Visit Nonsuch Book and Bread Crumb Reads for today’s other posts on the Classics Circuit.

10 comments to Lucy Church Amiably by Gertrude Stein

  • Wow, you dove right into the hardcore Stein. I’m engaging in something more like…dabbling in Stein. Still, I’m surprised the degree to which I’m enjoying her.

    Love your final lines about floating around in the paragraphs and sentences. An atmosphere is certainly evoked, a place worth sitting.

  • Ha, yeah. Have you read her before at all? I read The Autobiography of Alice B. Toklas years ago, and (most of?) Tender Buttons at some point since then. I’ve also dipped in and out of The Making of Americans. But this one has been on my shelf for…I don’t know, maybe as long as ten years, and until now I never made it past the “introduction” (Stein’s, and about 50 pages long, and not noticeably different from the main text).

    Anyway, I think my point was that I only dove in after a lot of time getting used to the temperature. I’m really looking forward to your post!

  • The long introduction that’s written just like the rest of the book is a nice touch. Good for a laugh, at least.

    There’s a good readalong idea – The Making of Americans. The word “good” can mean many things.

  • Wow. When I read The Autobiography of Alice B. Toklas a few months ago, I felt that I wasn’t sure I would be ready to read Stein again in the near future. Now I think it will be a very long time, based on your quotes! :-)

  • AR—Good for a shriek, in my case. All the times I’d picked it up—and it does say “introduction”—it never quite sank in that I wasn’t actually reading the novel yet. When I hit page 47 and found “The Novel” at the top…there was surprise. And then despair that I would never manage this if I was paying that little attention to the form!

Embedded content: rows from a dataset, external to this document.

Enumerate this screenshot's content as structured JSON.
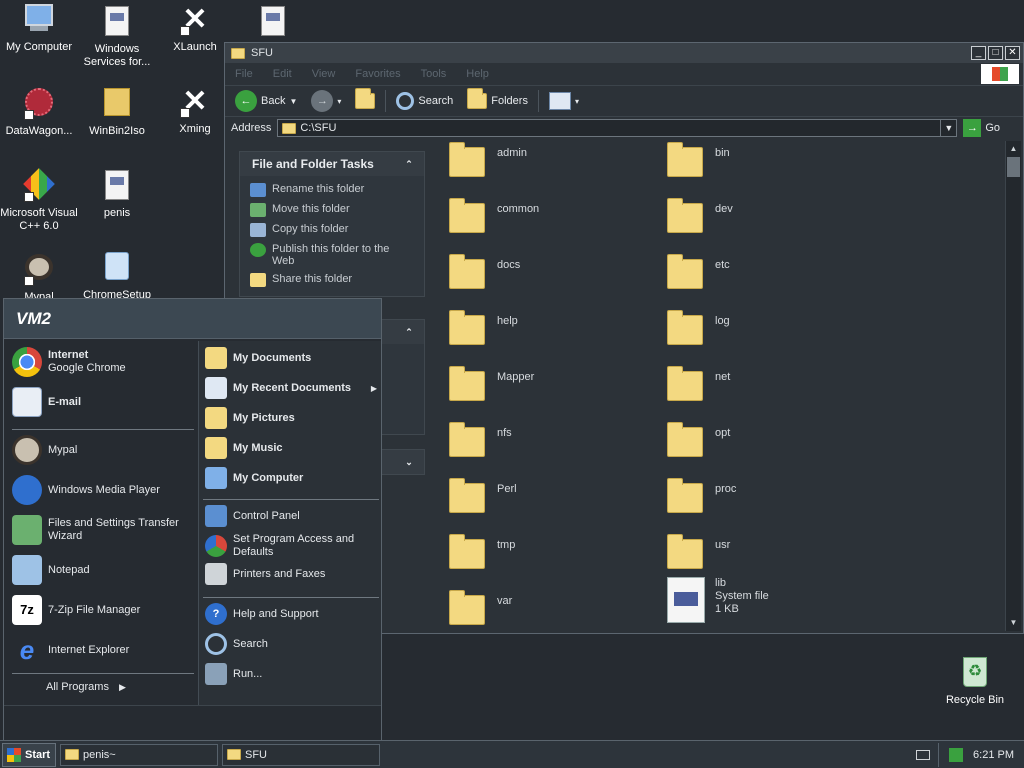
{
  "desktop": {
    "icons": [
      {
        "label": "My Computer"
      },
      {
        "label": "Windows Services for..."
      },
      {
        "label": "XLaunch"
      },
      {
        "label": ""
      },
      {
        "label": "DataWagon..."
      },
      {
        "label": "WinBin2Iso"
      },
      {
        "label": "Xming"
      },
      {
        "label": "Microsoft Visual C++ 6.0"
      },
      {
        "label": "penis"
      },
      {
        "label": "Mypal"
      },
      {
        "label": "ChromeSetup"
      },
      {
        "label": "Recycle Bin"
      }
    ]
  },
  "window": {
    "title": "SFU",
    "menu": [
      "File",
      "Edit",
      "View",
      "Favorites",
      "Tools",
      "Help"
    ],
    "toolbar": {
      "back": "Back",
      "search": "Search",
      "folders": "Folders"
    },
    "address": {
      "label": "Address",
      "value": "C:\\SFU",
      "go": "Go"
    },
    "tasks_panel": {
      "title": "File and Folder Tasks",
      "items": [
        "Rename this folder",
        "Move this folder",
        "Copy this folder",
        "Publish this folder to the Web",
        "Share this folder"
      ]
    },
    "folders_left": [
      "admin",
      "common",
      "docs",
      "help",
      "Mapper",
      "nfs",
      "Perl",
      "tmp",
      "var"
    ],
    "folders_right": [
      "bin",
      "dev",
      "etc",
      "log",
      "net",
      "opt",
      "proc",
      "usr"
    ],
    "file": {
      "name": "lib",
      "type": "System file",
      "size": "1 KB"
    }
  },
  "start_menu": {
    "user": "VM2",
    "pinned": [
      {
        "title": "Internet",
        "sub": "Google Chrome"
      },
      {
        "title": "E-mail",
        "sub": ""
      }
    ],
    "recent": [
      "Mypal",
      "Windows Media Player",
      "Files and Settings Transfer Wizard",
      "Notepad",
      "7-Zip File Manager",
      "Internet Explorer"
    ],
    "all_programs": "All Programs",
    "right_top": [
      "My Documents",
      "My Recent Documents",
      "My Pictures",
      "My Music",
      "My Computer"
    ],
    "right_mid": [
      "Control Panel",
      "Set Program Access and Defaults",
      "Printers and Faxes"
    ],
    "right_bottom": [
      "Help and Support",
      "Search",
      "Run..."
    ]
  },
  "taskbar": {
    "start": "Start",
    "tasks": [
      "penis~",
      "SFU"
    ],
    "clock": "6:21 PM"
  },
  "colors": {
    "folder": "#f3d981",
    "chrome_red": "#d8473b",
    "xp_blue": "#2f6fce",
    "green": "#3aa13f"
  }
}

    Valerie—Well, this certainly isn’t the most accessible of her works (or the second-most, since Alice B. Toklas pretty clear comes in first). But even other really avant-garde stuff can be fun in small doses, I think…at least for me. Tender Buttons is crazy, but it’s all tiny vignettes. Then it’s really like reading a bunch of short poems or something. A good intermediate step at least, to see if you like it.

  • Your review sounds interesting, but this kind of literature simply isn’t my cup of tea. I think, after reading the sample quotes you provided, I could appreciate Eliot a lot more, since his words seem to make a great deal more sense!

    Also, it struck me…why do many of these modernists get away without punctuation? Why didn’t they use it? What does this say particularly of their time? Would a novel written in texting format in our era become a classic? Because, really, texting says something of our times – our speedy living and inability to stop for a moment and think about tiny details that make life fuller; for example, whole words and punctuation.

  • Nicole — you are exactly right about “small doses” — The Autobiography of Alice B. Toklas was my bedtime reading for several months, and I think I actually said that (based on that book) Stein is not someone who can be read in great big chunks. Maybe all of her works are that way — bedside reading; a few pages at a time before lights out :-) .

  • You’re braver than I am, getting into this one. I just finished her Three Lives and found it a pretty torturous experience – the level of repetition was unbelievable had me wanting to scream for most of the read. Based on that, and the quotes here…I think Three Lives is gonna be my first and last reading of Stein.

  • Your review is exactly why I enjoy the Classic Circuit so much! Your review covers a book I would never tackle and yet you have taught me so much about Gertrude Stein. Thank you!

  • I think it’s fair to say this is NOT my lifetime to read list…but I am considering tender buttons — here and there for the morsels — or Alice B. Toklas to get a “Stein” experience.